"The IRA statement will also challenge others, especially the two governments and the Unionists," he said.
The group has been expected to give its response to a call by the Sinn Fein president to pursue its goals through purely political means.
Sean Kelly was one of two IRA men who bombed a shop on the loyalist Shankill Road in 1993 killing nine people.
The government said he was "released on the expectation of a forthcoming IRA statement".
Kelly's early release licence was suspended by Northern Ireland Secretary Peter Hain last month after security information indicated he had become "re-involved in terrorism".
DUP leader Ian Paisley branded the release of Kelly as a "government sop to the IRA".
Speaking after meeting Mr Hain on Thursday, Mr Paisley said the real proof of the IRA's future intentions would come in the months ahead.
"We've heard it all before... but we want the action that proves this has happened," he said.
Ulster Unionist leader Sir Reg Empey said the release of Kelly meant the government was "grovelling to republicans".
He added that the move "would be seen as a cynical manipulation, not only of the legal process, but the political process".
Meanwhile, Sinn Fein's Martin McGuinness has travelled to the US and is due to brief Mitchell Reiss, President Bush's special adviser on Northern Ireland, on Thursday.
He is also due to hold a news conference in Washington with a number of congressmen.
Martin McGuiness has travelled to America
BBC Northern Ireland political correspondent Martina Purdy said political reaction to the IRA statement would be critical and is expected to be mixed.
"Republicans will be looking for a warm welcome from the prime minister and the taoiseach," she said.
"Critically, republicans will want Tony Blair to keep his promise that if there are acts of completion by the IRA, he will implement the agreement in full, which means dealing with demilitarisation, for example.

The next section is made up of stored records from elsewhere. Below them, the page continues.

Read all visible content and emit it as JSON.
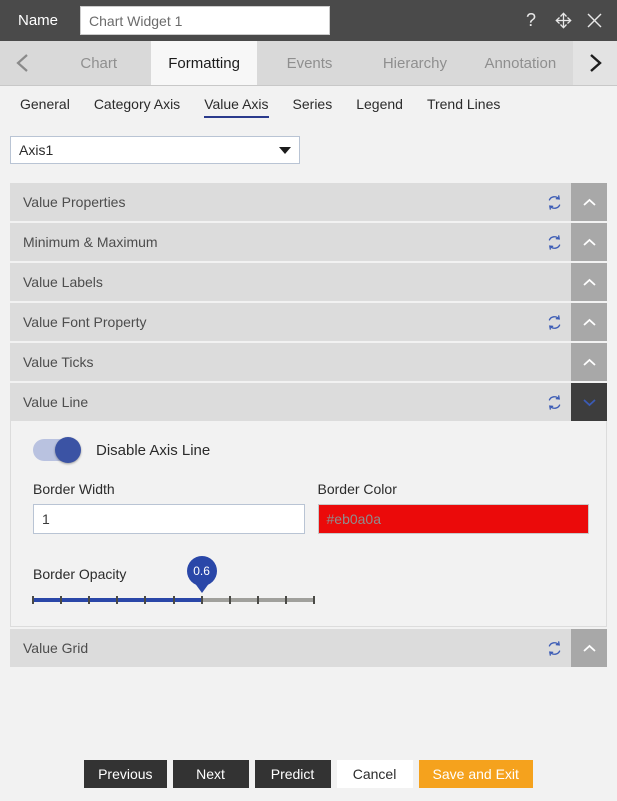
{
  "titlebar": {
    "label": "Name",
    "input_value": "Chart Widget 1",
    "input_placeholder": "Chart Widget 1",
    "help_icon": "question-mark-icon",
    "move_icon": "move-icon",
    "close_icon": "close-icon"
  },
  "main_tabs": {
    "prev_arrow": "chevron-left-icon",
    "next_arrow": "chevron-right-icon",
    "items": [
      {
        "label": "Chart",
        "active": false
      },
      {
        "label": "Formatting",
        "active": true
      },
      {
        "label": "Events",
        "active": false
      },
      {
        "label": "Hierarchy",
        "active": false
      },
      {
        "label": "Annotation",
        "active": false
      }
    ]
  },
  "sub_tabs": {
    "items": [
      {
        "label": "General",
        "active": false
      },
      {
        "label": "Category Axis",
        "active": false
      },
      {
        "label": "Value Axis",
        "active": true
      },
      {
        "label": "Series",
        "active": false
      },
      {
        "label": "Legend",
        "active": false
      },
      {
        "label": "Trend Lines",
        "active": false
      }
    ]
  },
  "axis_select": {
    "value": "Axis1",
    "caret_icon": "caret-down-icon"
  },
  "accordion": {
    "refresh_icon": "refresh-icon",
    "chevron_up_icon": "chevron-up-icon",
    "chevron_down_icon": "chevron-down-icon",
    "sections": [
      {
        "title": "Value Properties",
        "has_refresh": true,
        "expanded": false
      },
      {
        "title": "Minimum & Maximum",
        "has_refresh": true,
        "expanded": false
      },
      {
        "title": "Value Labels",
        "has_refresh": false,
        "expanded": false
      },
      {
        "title": "Value Font Property",
        "has_refresh": true,
        "expanded": false
      },
      {
        "title": "Value Ticks",
        "has_refresh": false,
        "expanded": false
      },
      {
        "title": "Value Line",
        "has_refresh": true,
        "expanded": true
      },
      {
        "title": "Value Grid",
        "has_refresh": true,
        "expanded": false
      }
    ]
  },
  "value_line_panel": {
    "toggle_label": "Disable Axis Line",
    "toggle_on": true,
    "border_width_label": "Border Width",
    "border_width_value": "1",
    "border_color_label": "Border Color",
    "border_color_value": "#eb0a0a",
    "border_color_swatch": "#eb0a0a",
    "border_opacity_label": "Border Opacity",
    "border_opacity_value": "0.6",
    "border_opacity_percent": 60,
    "slider_tick_count": 10
  },
  "footer": {
    "buttons": [
      {
        "label": "Previous",
        "style": "dark"
      },
      {
        "label": "Next",
        "style": "dark"
      },
      {
        "label": "Predict",
        "style": "dark"
      },
      {
        "label": "Cancel",
        "style": "light"
      },
      {
        "label": "Save and Exit",
        "style": "accent"
      }
    ]
  }
}
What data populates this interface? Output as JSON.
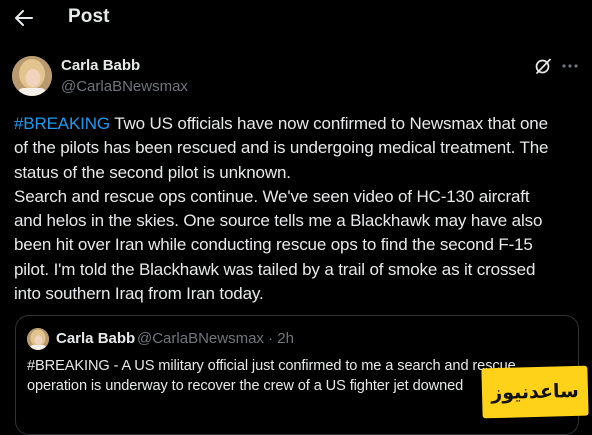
{
  "header": {
    "back_icon": "arrow-left-icon",
    "title": "Post"
  },
  "post": {
    "author": {
      "name": "Carla Babb",
      "handle": "@CarlaBNewsmax"
    },
    "actions": {
      "grok_icon": "grok-slash-circle-icon",
      "more_icon": "more-horizontal-icon"
    },
    "body": {
      "hashtag": "#BREAKING",
      "line1_rest": " Two US officials have now confirmed to Newsmax that one",
      "line2": "of the pilots has been rescued and is undergoing medical treatment. The",
      "line3": "status of the second pilot is unknown.",
      "line4": "Search and rescue ops continue. We've seen video of HC-130 aircraft",
      "line5": "and helos in the skies. One source tells me a Blackhawk may have also",
      "line6": "been hit over Iran while conducting rescue ops to find the second F-15",
      "line7": "pilot. I'm told the Blackhawk was tailed by a trail of smoke as it crossed",
      "line8": "into southern Iraq from Iran today."
    }
  },
  "quote": {
    "author_name": "Carla Babb",
    "meta": "@CarlaBNewsmax · 2h",
    "line1": "#BREAKING - A US military official just confirmed to me a search and rescue",
    "line2": "operation is underway to recover the crew of a US fighter jet downed"
  },
  "watermark": {
    "text": "ساعدنیوز",
    "color": "#ffd21a"
  },
  "colors": {
    "background": "#000000",
    "text": "#e7e9ea",
    "secondary": "#71767b",
    "link": "#1d9bf0",
    "border": "#2f3336"
  }
}
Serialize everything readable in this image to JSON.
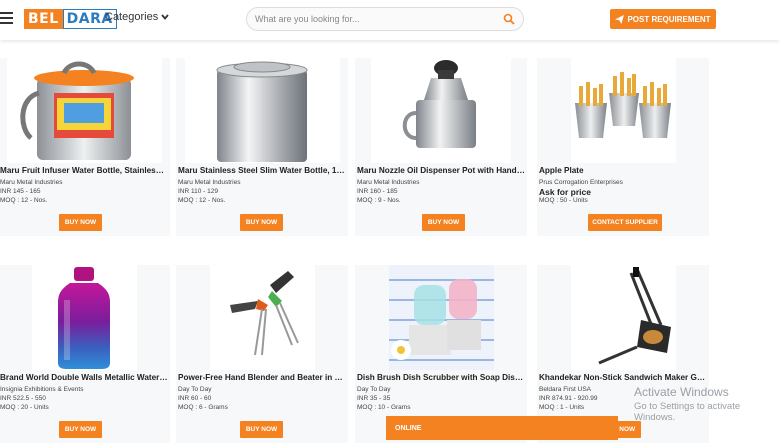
{
  "header": {
    "logo_left": "BEL",
    "logo_right": "DARA",
    "categories_label": "Categories",
    "search_placeholder": "What are you looking for...",
    "post_requirement_label": "POST REQUIREMENT"
  },
  "products": [
    {
      "title": "Maru Fruit Infuser Water Bottle, Stainless St...",
      "supplier": "Maru Metal Industries",
      "price": "INR 145 - 165",
      "moq": "MOQ : 12 - Nos.",
      "button": "BUY NOW"
    },
    {
      "title": "Maru Stainless Steel Slim Water Bottle, 1000...",
      "supplier": "Maru Metal Industries",
      "price": "INR 110 - 129",
      "moq": "MOQ : 12 - Nos.",
      "button": "BUY NOW"
    },
    {
      "title": "Maru Nozzle Oil Dispenser Pot with Handle S...",
      "supplier": "Maru Metal Industries",
      "price": "INR 160 - 185",
      "moq": "MOQ : 9 - Nos.",
      "button": "BUY NOW"
    },
    {
      "title": "Apple Plate",
      "supplier": "Prus Corrogation Enterprises",
      "price": "Ask for price",
      "moq": "MOQ : 50 - Units",
      "button": "CONTACT SUPPLIER"
    },
    {
      "title": "Brand World Double Walls Metallic Water Bo...",
      "supplier": "Insignia Exhibitions & Events",
      "price": "INR 522.5 - 550",
      "moq": "MOQ : 20 - Units",
      "button": "BUY NOW"
    },
    {
      "title": "Power-Free Hand Blender and Beater in Kitc...",
      "supplier": "Day To Day",
      "price": "INR 60 - 60",
      "moq": "MOQ : 6 - Grams",
      "button": "BUY NOW"
    },
    {
      "title": "Dish Brush Dish Scrubber with Soap Dispense...",
      "supplier": "Day To Day",
      "price": "INR 35 - 35",
      "moq": "MOQ : 10 - Grams",
      "button": "BUY NOW"
    },
    {
      "title": "Khandekar Non-Stick Sandwich Maker Grill T...",
      "supplier": "Beldara First USA",
      "price": "INR 874.91 - 920.99",
      "moq": "MOQ : 1 - Units",
      "button": "BUY NOW"
    }
  ],
  "online_bar": "ONLINE",
  "watermark": {
    "line1": "Activate Windows",
    "line2": "Go to Settings to activate Windows."
  },
  "colors": {
    "accent": "#f58220",
    "brand_blue": "#2a7bc0"
  }
}
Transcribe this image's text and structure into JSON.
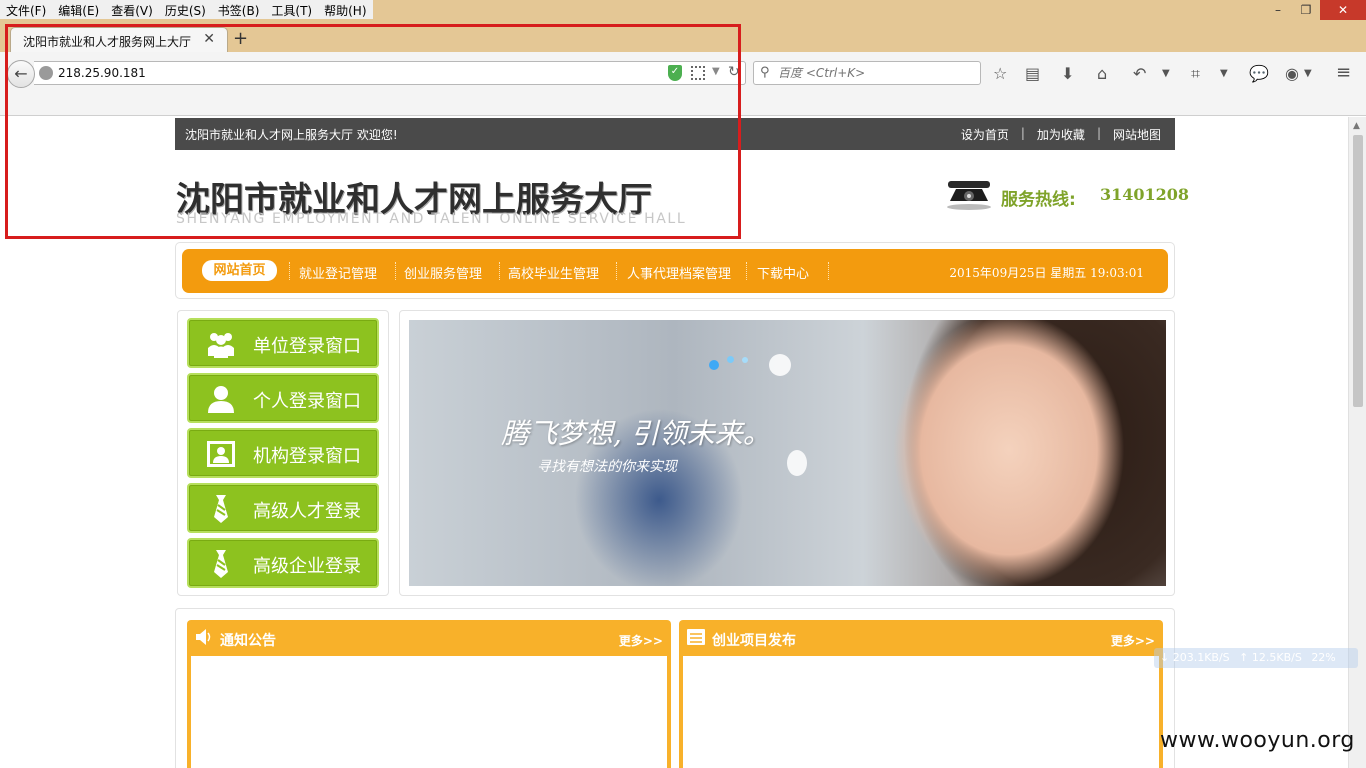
{
  "menubar": {
    "items": [
      "文件(F)",
      "编辑(E)",
      "查看(V)",
      "历史(S)",
      "书签(B)",
      "工具(T)",
      "帮助(H)"
    ]
  },
  "window_controls": {
    "minimize": "–",
    "restore": "❐",
    "close": "✕"
  },
  "tab": {
    "title": "沈阳市就业和人才服务网上大厅",
    "close": "✕",
    "new_tab": "+"
  },
  "address_bar": {
    "url": "218.25.90.181"
  },
  "search": {
    "placeholder": "百度 <Ctrl+K>"
  },
  "toolbar_icons": [
    "star-icon",
    "reading-list-icon",
    "download-icon",
    "home-icon",
    "undo-icon",
    "crop-icon",
    "chat-icon",
    "extension-icon",
    "menu-icon"
  ],
  "site": {
    "top_strip": {
      "welcome": "沈阳市就业和人才网上服务大厅 欢迎您!",
      "links": [
        "设为首页",
        "加为收藏",
        "网站地图"
      ],
      "separator": "|"
    },
    "logo": {
      "cn": "沈阳市就业和人才网上服务大厅",
      "en": "SHENYANG EMPLOYMENT AND TALENT ONLINE SERVICE HALL"
    },
    "hotline": {
      "label": "服务热线:",
      "number": "31401208"
    },
    "nav": {
      "home": "网站首页",
      "items": [
        "就业登记管理",
        "创业服务管理",
        "高校毕业生管理",
        "人事代理档案管理",
        "下载中心"
      ],
      "datetime": "2015年09月25日 星期五 19:03:01"
    },
    "login_buttons": [
      {
        "label": "单位登录窗口",
        "icon": "group-icon"
      },
      {
        "label": "个人登录窗口",
        "icon": "person-icon"
      },
      {
        "label": "机构登录窗口",
        "icon": "id-card-icon"
      },
      {
        "label": "高级人才登录",
        "icon": "tie-icon"
      },
      {
        "label": "高级企业登录",
        "icon": "tie-icon"
      }
    ],
    "banner": {
      "slogan": "腾飞梦想, 引领未来。",
      "sub": "寻找有想法的你来实现"
    },
    "panels": [
      {
        "title": "通知公告",
        "more": "更多>>",
        "icon": "speaker-icon"
      },
      {
        "title": "创业项目发布",
        "more": "更多>>",
        "icon": "list-icon"
      }
    ]
  },
  "net_monitor": {
    "down": "↓ 203.1KB/S",
    "up": "↑ 12.5KB/S",
    "cpu": "22%"
  },
  "watermark": "www.wooyun.org",
  "colors": {
    "nav_orange": "#f39b0e",
    "login_green": "#8dc21f",
    "panel_orange": "#f8b12a",
    "annotation_red": "#d71d1d"
  }
}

"DUP leader Ian Paisley has already signalled that he is interested in 'deeds not words' from the IRA - and has said he wants a lengthy testing period."